The V&A is not the only Western museum that tries to secure a loan from Iran and fails. In 2016, a long-planned Berlin exhibition of masterpieces from the Tehran Museum of Contemporary Art was canceled after Iranian authorities withheld export permits for the works. Half of these were done by Western artists such as Picasso, Gauguin, Mark Rothko and Francis Bacon, and came from collections gathered before the revolution by Farah Pahlavi, the Iranian empress.
Originally, V&A – under its former director, Martin Roth – had planned to showcase a private collection of Sarikanis, a British-based family in Iran that has hundreds of pieces of Iranian art and heritage. When Mr. Hunt took over V&A in February 2017, he decided to make the exhibition somewhat wider and more extensive, including treasures from the collections of V&A and other international museums.

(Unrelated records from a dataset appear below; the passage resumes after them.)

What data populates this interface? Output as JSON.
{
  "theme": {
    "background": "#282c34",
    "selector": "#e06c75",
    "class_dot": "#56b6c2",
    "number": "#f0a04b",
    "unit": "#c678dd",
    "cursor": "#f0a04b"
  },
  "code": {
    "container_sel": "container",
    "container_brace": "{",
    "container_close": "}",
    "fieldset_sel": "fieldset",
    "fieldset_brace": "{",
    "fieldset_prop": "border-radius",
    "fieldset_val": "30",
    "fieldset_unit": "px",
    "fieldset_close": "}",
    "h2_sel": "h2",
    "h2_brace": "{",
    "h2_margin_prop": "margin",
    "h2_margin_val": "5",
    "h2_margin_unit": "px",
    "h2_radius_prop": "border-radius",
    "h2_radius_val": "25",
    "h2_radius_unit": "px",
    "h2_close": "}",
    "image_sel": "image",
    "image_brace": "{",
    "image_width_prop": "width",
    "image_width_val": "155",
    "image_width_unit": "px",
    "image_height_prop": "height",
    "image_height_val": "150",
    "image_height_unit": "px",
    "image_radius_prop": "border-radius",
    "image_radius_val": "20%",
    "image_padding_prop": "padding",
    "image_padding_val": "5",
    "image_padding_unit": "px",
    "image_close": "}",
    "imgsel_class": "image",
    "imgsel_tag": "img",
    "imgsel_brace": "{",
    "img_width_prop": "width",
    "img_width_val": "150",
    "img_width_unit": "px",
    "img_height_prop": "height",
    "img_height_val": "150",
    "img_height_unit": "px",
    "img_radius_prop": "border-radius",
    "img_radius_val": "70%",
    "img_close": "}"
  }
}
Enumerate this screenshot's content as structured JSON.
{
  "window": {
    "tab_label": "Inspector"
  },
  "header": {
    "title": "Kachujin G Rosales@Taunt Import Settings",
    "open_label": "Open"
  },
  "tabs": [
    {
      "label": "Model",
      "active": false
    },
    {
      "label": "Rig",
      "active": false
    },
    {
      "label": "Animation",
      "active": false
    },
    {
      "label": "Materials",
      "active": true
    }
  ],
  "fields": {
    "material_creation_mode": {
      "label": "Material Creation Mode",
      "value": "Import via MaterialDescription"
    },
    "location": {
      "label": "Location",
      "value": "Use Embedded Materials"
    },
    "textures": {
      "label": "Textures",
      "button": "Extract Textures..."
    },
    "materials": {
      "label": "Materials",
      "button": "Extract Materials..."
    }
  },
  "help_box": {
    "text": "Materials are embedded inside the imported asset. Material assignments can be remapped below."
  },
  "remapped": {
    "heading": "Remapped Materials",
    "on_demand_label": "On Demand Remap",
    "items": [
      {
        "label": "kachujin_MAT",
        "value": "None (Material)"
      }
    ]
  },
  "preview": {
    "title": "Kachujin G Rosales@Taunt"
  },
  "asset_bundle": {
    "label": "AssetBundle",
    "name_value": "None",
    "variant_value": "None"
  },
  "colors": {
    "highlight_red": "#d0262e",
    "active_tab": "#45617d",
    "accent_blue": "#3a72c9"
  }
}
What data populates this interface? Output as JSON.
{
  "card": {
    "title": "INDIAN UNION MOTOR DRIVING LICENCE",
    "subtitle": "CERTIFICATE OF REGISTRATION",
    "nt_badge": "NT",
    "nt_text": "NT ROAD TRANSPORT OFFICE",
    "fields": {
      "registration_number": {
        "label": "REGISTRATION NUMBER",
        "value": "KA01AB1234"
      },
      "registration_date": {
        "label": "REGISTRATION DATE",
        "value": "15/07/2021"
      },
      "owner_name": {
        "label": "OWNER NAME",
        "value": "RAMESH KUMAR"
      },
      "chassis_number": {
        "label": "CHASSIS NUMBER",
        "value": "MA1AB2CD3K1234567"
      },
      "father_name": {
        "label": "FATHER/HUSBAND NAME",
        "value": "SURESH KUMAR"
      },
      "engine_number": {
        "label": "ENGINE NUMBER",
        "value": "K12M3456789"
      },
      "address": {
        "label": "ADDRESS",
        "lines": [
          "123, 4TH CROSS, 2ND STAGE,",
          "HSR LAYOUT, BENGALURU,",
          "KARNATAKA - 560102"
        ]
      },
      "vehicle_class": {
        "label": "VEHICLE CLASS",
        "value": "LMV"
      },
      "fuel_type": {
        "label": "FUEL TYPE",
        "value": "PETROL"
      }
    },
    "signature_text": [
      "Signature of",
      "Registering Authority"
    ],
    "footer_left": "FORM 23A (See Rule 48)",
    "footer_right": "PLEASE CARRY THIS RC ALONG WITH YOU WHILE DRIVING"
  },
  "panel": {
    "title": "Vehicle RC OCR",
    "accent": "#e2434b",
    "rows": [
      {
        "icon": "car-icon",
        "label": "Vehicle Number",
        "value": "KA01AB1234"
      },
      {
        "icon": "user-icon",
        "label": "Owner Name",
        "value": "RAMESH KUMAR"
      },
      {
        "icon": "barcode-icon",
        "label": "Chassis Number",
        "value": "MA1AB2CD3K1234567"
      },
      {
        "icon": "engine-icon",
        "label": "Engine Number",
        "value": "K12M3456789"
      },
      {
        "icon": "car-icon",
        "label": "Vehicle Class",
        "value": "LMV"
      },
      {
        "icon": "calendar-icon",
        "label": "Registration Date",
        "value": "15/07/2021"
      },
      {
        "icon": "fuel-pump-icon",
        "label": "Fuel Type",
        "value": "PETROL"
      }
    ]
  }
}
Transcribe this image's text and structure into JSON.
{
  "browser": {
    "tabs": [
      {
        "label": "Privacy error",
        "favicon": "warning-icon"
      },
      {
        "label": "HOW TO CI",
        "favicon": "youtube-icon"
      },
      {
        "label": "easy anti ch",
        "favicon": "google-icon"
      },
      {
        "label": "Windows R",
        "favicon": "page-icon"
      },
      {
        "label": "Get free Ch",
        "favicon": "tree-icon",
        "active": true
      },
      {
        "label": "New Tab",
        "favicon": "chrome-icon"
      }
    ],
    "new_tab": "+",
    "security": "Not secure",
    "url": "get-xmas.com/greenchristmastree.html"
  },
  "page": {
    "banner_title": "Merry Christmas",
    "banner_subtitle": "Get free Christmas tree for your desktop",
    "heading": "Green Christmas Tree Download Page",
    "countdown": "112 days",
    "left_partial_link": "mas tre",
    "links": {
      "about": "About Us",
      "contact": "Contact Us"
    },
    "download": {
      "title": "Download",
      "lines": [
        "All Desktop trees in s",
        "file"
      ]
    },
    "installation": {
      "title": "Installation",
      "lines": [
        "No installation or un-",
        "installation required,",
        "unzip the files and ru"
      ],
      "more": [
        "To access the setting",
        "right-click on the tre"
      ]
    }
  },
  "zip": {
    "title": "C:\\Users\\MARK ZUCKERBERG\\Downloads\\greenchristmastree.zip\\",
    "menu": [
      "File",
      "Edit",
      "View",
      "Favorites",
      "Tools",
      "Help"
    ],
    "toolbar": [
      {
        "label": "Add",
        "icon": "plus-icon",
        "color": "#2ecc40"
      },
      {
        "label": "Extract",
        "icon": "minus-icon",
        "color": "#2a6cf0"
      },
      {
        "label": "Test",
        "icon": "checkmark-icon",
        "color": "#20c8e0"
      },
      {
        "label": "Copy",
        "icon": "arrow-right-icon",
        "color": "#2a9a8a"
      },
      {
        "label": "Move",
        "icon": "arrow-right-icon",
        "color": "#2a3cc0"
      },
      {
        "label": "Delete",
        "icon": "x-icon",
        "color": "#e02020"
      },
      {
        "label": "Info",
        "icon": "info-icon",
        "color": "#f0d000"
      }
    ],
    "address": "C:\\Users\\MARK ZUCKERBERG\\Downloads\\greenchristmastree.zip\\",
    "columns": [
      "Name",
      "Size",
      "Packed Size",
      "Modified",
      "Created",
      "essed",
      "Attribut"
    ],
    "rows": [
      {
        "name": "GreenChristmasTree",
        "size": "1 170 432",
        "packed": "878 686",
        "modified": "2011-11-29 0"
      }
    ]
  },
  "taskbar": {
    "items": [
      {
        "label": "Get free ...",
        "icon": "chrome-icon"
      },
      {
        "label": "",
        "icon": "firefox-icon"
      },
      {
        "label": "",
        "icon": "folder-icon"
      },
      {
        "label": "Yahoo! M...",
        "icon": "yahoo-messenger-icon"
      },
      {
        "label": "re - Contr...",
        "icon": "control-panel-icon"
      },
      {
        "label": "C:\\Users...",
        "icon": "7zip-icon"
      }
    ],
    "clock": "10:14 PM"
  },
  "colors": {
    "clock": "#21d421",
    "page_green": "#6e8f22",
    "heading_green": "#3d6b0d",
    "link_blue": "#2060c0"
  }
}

One of the most important objects in the show is lent to the V&A by the British Museum: the Cyrus Cylinder, a small clay tube dating back to the sixth century BCE, which the founder of the Persian Empire Cyrus the Great later under the Babylonian walls Was buried. He won it. Engraved in the cuneiform – the writings of the ancient Babylonian – the Cyrus cylinder was “a charter for good governance” in which Cyrus vowed not to “rule by oppression and dictatorship and tyranny”, said the exhibition’s co-curator, John Curtis, British Former guard of the Museum of the Middle East Department.
What Cylinder indicates is that Iran was a country of religious tolerance, and it enlightened the rulers two and a half thousand years ago. The British Museum included it in a popular 2005 exhibition, “Forgotten Empire”, aimed at opening Western minds to the country’s ancient culture and history.
That show received a very important loan from the National Museum of Iran: a silver bullet documenting the foundation of Persepolis, the capital city of the Persian Empire. The director of the British Museum at the time, Neil McGregor, said, “The tabloid traveled to London due to fairly critical press comments and complaints, which the British could not be trusted to return.” In return, Iran asked to borrow the Cirrus cylinder, which traveled to Iran in 2010, amid fears in London that it might never return. (Those fears were unfounded: the priceless item was returned.)
As well as artifacts from Iran’s past, the two rooms of “Epic Iran” on modern and contemporary art show that Iranians were active participants in 20th-century art movements, and, today, produce cutting-edge photography, paintings and installations.
High proportion of female artists on display – including photographers Wedding Ghadirian And Shireen Alibadi – Demonstrate that Iranian women have overcome gender inequality and restrictions such as the mandatory veil to produce and showcase their work.
This final segment of the show – put together by associate curator Ina Sarikhani Sandman, whose family lends extensively to the exhibition – coincides with the most recent period in Iranian history, the period of the revolution and the still raw division . The text of the wall reflects those tensions.
They refer to “the monarchical authoritarian rule, its relationship with economically exploitative Western powers, and its self-aggrandizing efforts to channel Iran’s pre-Islamic past”, which aroused discontent and led to revolution. Revolutionary Iran, on the other hand, is described as “isolating” and attempting to open up to the rest of the world “despite stricter domestic policies and international economic sanctions”.
“The choice of words in the context of the Islamic Republic is very cautious,” said educationist Meena. He said that it was probably out of a desire not to “threaten” the Iran-based actors participating in the show. He said, as a rule, painters, photographers, filmmakers and sculptors in general should not “be loyal, conformist, or at least challenge” the government to continue their art practice.
Despite the loan’s failures, V&A director Hunt said he hoped the show would pave the way for collaboration: the exhibition was always in the form of a two-way exchange, he said.
“It will always be good to have a relationship with Tehran, which we would like to build in the future,” he said.